Arieh Saposnik quote
Arieh Saposnik
Center Director Arieh Saposnik believes that providing an academic framework will make discussion of the issues related to Israel less contentious.

Furthering Cross-Cultural Understanding

The Younes and Soraya Nazarian Center for Israel Studies
UCLA has long stressed the importance of learning about cultures around the world and how to thrive in a global arena. The university’s International Institute is home to 18 centers, each focused on a particular region. The newest one was added to deepen students’ and the community’s understanding of Israel and the complex issues related to that nation. It is the first full-fledged center of its kind on the West Coast and one of only three in the nation.

This is particularly important since Los Angeles is home to the nation’s second-largest Jewish and Israeli communities. UCLA is strategically positioned to broaden knowledge and understanding of Israel’s history, religion, arts and culture.

The Younes and Soraya Nazarian Center for Israel Studies was made possible by a generous endowment from the Nazarians. The gift enabled the Israel Studies program - which the Nazarians’ daughter, Dr. Sharon Baradaran, helped establish in 2005 - to deepen its academic presence, expanding its offerings in scholarship, teaching, research and public education.

“Our goal is to bring the leading scholars in this field together to collaborate in the most innovative research,” says Arieh Saposnik, center director.

The Nazarians came to Los Angeles in 1979, fleeing the violence leading up to the Iranian Revolution, fearing they would be targeted for their ties to Israel. They arrived with four children, a few suitcases and a burning determination to succeed.

The Y & S Nazarian Family Foundation has given a total of $5 million to advance the study and understanding of Israel at UCLA.

“Because discourse on Israel is often contentious, gaining an unbiased view can be difficult,” says Saposnik.
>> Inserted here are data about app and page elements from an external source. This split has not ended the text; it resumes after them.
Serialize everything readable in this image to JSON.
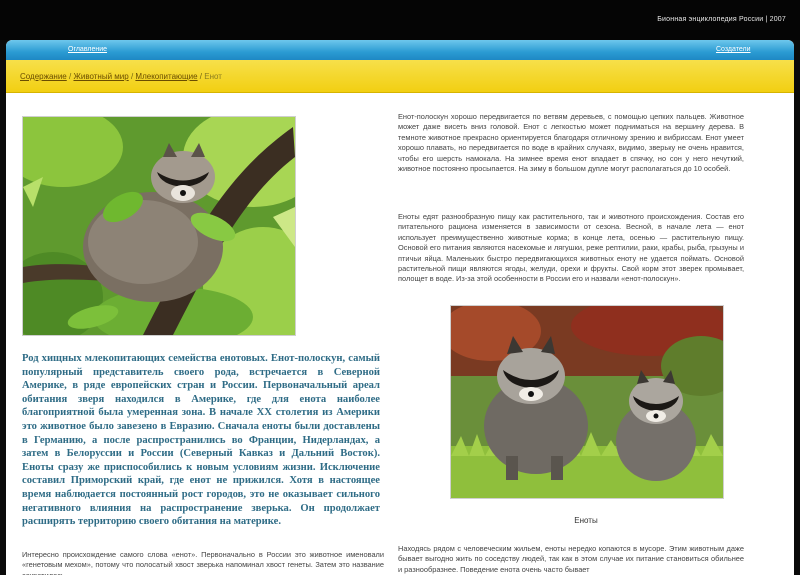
{
  "header": {
    "site_credit": "Бионная энциклопедия России | 2007"
  },
  "nav": {
    "home": "Оглавление",
    "contact": "Создатели"
  },
  "breadcrumb": {
    "items": [
      "Содержание",
      "Животный мир",
      "Млекопитающие"
    ],
    "separator": "/",
    "current": "Енот"
  },
  "article": {
    "lead": "Род хищных млекопитающих семейства енотовых. Енот-полоскун, самый популярный представитель своего рода, встречается в Северной Америке, в ряде европейских стран и России. Первоначальный ареал обитания зверя находился в Америке, где для енота наиболее благоприятной была умеренная зона. В начале XX столетия из Америки это животное было завезено в Евразию. Сначала еноты были доставлены в Германию, а после распространились во Франции, Нидерландах, а затем в Белоруссии и России (Северный Кавказ и Дальний Восток). Еноты сразу же приспособились к новым условиям жизни. Исключение составил Приморский край, где енот не прижился. Хотя в настоящее время наблюдается постоянный рост городов, это не оказывает сильного негативного влияния на распространение зверька. Он продолжает расширять территорию своего обитания на материке.",
    "para_climb": "Енот-полоскун хорошо передвигается по ветвям деревьев, с помощью цепких пальцев. Животное может даже висеть вниз головой. Енот с легкостью может подниматься на вершину дерева. В темноте животное прекрасно ориентируется благодаря отличному зрению и вибриссам. Енот умеет хорошо плавать, но передвигается по воде в крайних случаях, видимо, зверьку не очень нравится, чтобы его шерсть намокала. На зимнее время енот впадает в спячку, но сон у него нечуткий, животное постоянно просыпается. На зиму в большом дупле могут располагаться до 10 особей.",
    "para_food": "Еноты едят разнообразную пищу как растительного, так и животного происхождения. Состав его питательного рациона изменяется в зависимости от сезона. Весной, в начале лета — енот использует преимущественно животные корма; в конце лета, осенью — растительную пищу. Основой его питания являются насекомые и лягушки, реже рептилии, раки, крабы, рыба, грызуны и птичьи яйца. Маленьких быстро передвигающихся животных еноту не удается поймать. Основой растительной пищи являются ягоды, желуди, орехи и фрукты. Свой корм этот зверек промывает, полощет в воде. Из-за этой особенности в России его и назвали «енот-полоскун».",
    "para_name": "Интересно происхождение самого слова «енот». Первоначально в России это животное именовали «генетовым мехом», потому что полосатый хвост зверька напоминал хвост генеты. Затем это название сократилось.",
    "para_city": "Находясь рядом с человеческим жильем, еноты нередко копаются в мусоре. Этим животным даже бывает выгодно жить по соседству людей, так как в этом случае их питание становиться обильнее и разнообразнее. Поведение енота очень часто бывает",
    "caption": "Еноты"
  },
  "icons": {
    "tree_photo": "raccoon-in-tree-photo",
    "pair_photo": "two-raccoons-photo"
  },
  "colors": {
    "nav_blue": "#2b9bd3",
    "crumb_yellow": "#f2cf12",
    "lead_text": "#2f6c86"
  }
}
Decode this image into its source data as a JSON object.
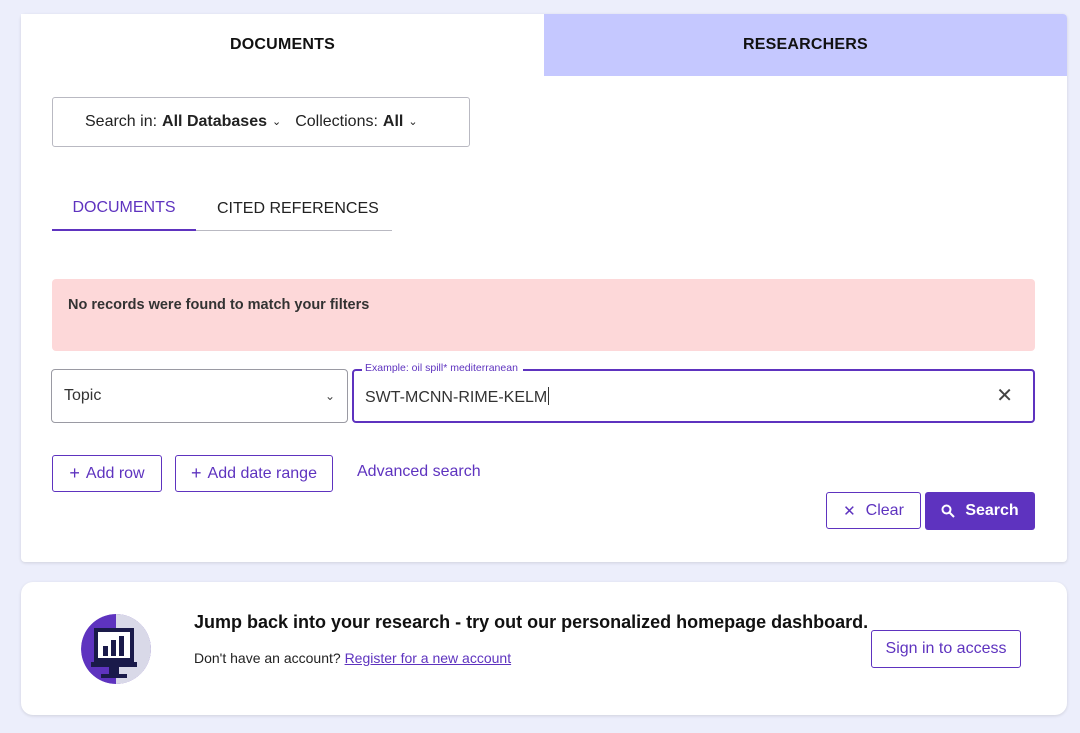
{
  "top_tabs": {
    "documents": "DOCUMENTS",
    "researchers": "RESEARCHERS"
  },
  "db_selector": {
    "search_in_label": "Search in:",
    "search_in_value": "All Databases",
    "collections_label": "Collections:",
    "collections_value": "All"
  },
  "sub_tabs": {
    "documents": "DOCUMENTS",
    "cited_references": "CITED REFERENCES"
  },
  "alert": {
    "message": "No records were found to match your filters"
  },
  "search_row": {
    "field": "Topic",
    "legend": "Example: oil spill* mediterranean",
    "value": "SWT-MCNN-RIME-KELM"
  },
  "actions": {
    "add_row": "Add row",
    "add_date_range": "Add date range",
    "advanced_search": "Advanced search",
    "clear": "Clear",
    "search": "Search"
  },
  "banner": {
    "title": "Jump back into your research - try out our personalized homepage dashboard.",
    "no_account": "Don't have an account?",
    "register_link": "Register for a new account",
    "sign_in": "Sign in to access"
  },
  "colors": {
    "accent": "#5e33bf",
    "tab_inactive": "#c5c8ff",
    "alert_bg": "#fdd8d9",
    "page_bg": "#eceefb"
  }
}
But the Nazarian Center welcomes diverse perspectives and is committed to rigorous scholarship. “Intellectual integrity is vital to fostering a different kind of discourse,” he says. “Studying the history and culture can help to create hope for a different future.”